I’d urge you to do the same.
5. It’s pretty clear that we are engaged in a national political brawl that’s pretty much about whether or not authoritarianism is better than democracy. It would be better if it were a conversation instead of a fist fight. But dang, it’s hard to have a conversation with the willfully ignorant and those who distort truth for their own gain.
6. “The big and hidden secret is this: an infinite God seeks and desires intimacy with the human soul. Once we experience such intimacy, only the intimate language of lovers describes the experience for us: mystery, tenderness, singularity, specialness, changing the rules “for me,” nakedness, risk, ecstasy, incessant longing, and also, of course, necessary suffering. This is the mystical vocabulary of the saints.” ~ Richard Rohr
7. “Some people will never like you because your spirit irritates their demons.” ~ Denzel Washington
8. M*A*S*H* Wisdom
Frank Burns: Well everyone knows “war is hell”.
Hunnicutt: Remember, you heard it here last.
Hawkeye: War isn’t Hell. War is war, and Hell is Hell. And of the two, war is a lot worse.
Father Mulcahy: How do you figure that, Hawkeye?
Hawkeye: Easy, Father. Tell me, who goes to Hell?
Father Mulcahy: Sinners, I believe.
Hawkeye: Exactly. There are no innocent bystanders in Hell. War is chock full of them — little kids, cripples, old ladies. In fact, except for some of the brass, almost everybody involved is an innocent bystander.”
War is filled with the blood of innocents. The sobs we hear emanate from those whose hearts are shattered. If we keep insisting that ‘an eye for an eye and a tooth for a tooth” is the best way forward, don’t be surprised when someone you love shows up blind and toothless.
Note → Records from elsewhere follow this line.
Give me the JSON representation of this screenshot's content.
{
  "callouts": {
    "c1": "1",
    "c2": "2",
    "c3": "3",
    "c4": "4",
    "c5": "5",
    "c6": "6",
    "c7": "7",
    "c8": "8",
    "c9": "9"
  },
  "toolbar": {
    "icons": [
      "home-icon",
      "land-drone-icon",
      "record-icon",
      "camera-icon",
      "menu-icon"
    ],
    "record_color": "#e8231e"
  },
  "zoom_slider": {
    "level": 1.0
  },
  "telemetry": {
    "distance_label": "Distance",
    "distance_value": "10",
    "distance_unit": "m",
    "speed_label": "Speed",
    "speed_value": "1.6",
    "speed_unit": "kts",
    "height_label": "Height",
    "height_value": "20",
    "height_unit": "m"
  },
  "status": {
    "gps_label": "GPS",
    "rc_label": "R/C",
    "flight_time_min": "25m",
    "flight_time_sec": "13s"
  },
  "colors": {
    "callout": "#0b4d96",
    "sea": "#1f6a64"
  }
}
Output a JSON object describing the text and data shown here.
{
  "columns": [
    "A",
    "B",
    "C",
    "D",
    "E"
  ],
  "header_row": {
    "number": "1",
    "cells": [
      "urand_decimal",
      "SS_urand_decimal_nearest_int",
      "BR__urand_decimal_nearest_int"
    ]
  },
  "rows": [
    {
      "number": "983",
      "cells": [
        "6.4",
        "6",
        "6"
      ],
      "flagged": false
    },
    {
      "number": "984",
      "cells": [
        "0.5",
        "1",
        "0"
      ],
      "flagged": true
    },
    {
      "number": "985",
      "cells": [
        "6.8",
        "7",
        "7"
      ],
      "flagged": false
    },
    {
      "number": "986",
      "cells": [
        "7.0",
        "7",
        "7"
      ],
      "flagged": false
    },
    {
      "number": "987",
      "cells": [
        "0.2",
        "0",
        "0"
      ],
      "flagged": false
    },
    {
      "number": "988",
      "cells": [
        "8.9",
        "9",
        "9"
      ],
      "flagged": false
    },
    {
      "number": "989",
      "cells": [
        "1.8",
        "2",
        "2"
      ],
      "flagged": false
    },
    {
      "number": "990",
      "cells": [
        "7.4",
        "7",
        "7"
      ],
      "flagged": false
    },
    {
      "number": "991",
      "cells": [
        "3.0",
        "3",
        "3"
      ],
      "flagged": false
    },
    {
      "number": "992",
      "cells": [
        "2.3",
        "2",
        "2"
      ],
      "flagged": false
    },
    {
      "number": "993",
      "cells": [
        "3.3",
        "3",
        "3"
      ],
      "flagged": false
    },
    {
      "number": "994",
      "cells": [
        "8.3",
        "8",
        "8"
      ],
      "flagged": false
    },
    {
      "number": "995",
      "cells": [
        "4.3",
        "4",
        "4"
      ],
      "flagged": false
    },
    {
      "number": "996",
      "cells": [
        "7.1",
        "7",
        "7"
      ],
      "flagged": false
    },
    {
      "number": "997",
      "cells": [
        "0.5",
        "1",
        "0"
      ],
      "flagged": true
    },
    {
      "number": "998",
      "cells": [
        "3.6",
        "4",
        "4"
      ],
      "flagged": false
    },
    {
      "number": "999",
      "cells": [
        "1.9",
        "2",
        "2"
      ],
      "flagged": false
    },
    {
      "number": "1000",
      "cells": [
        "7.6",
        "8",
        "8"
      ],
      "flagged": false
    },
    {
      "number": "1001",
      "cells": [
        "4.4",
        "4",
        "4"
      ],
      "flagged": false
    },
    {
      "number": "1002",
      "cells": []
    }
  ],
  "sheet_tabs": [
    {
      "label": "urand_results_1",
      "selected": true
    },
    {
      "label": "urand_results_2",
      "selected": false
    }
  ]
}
9. “Peace is not just about the absence of conflict; it’s also about the presence of justice. Martin Luther King Jr. even distinguished between ‘the devil’s peace’ and God’s true peace. A counterfeit peace exists when people are pacified or distracted or so beat up and tired of fighting that all seems calm. But true peace does not exist until there is justice, restoration, forgiveness. Peacemaking doesn’t mean passivity. It is the act of interrupting injustice without mirroring injustice, the act of disarming evil without destroying the evildoer, the act of finding a third way that is neither fight nor flight but the careful, arduous pursuit of reconciliation and justice. It is about a revolution of love that is big enough to set both the oppressed and the oppressors free.” ~ Shane Claiborne, Common Prayer: A Liturgy for Ordinary Radicals
Please read this. Not once. Not twice. Not three times. Read it until it seeps into the very depth of your being.
10. If my Facebook feed is any indication, the #1 problem facing us as a country is self-checkout at big box stores. The already livid posters are even more ticked off because store management has the audacity to think that they even have the right to check receipts at the exit to make sure everything is on the up and up.
Oh my. Immaturity runs deep in our country.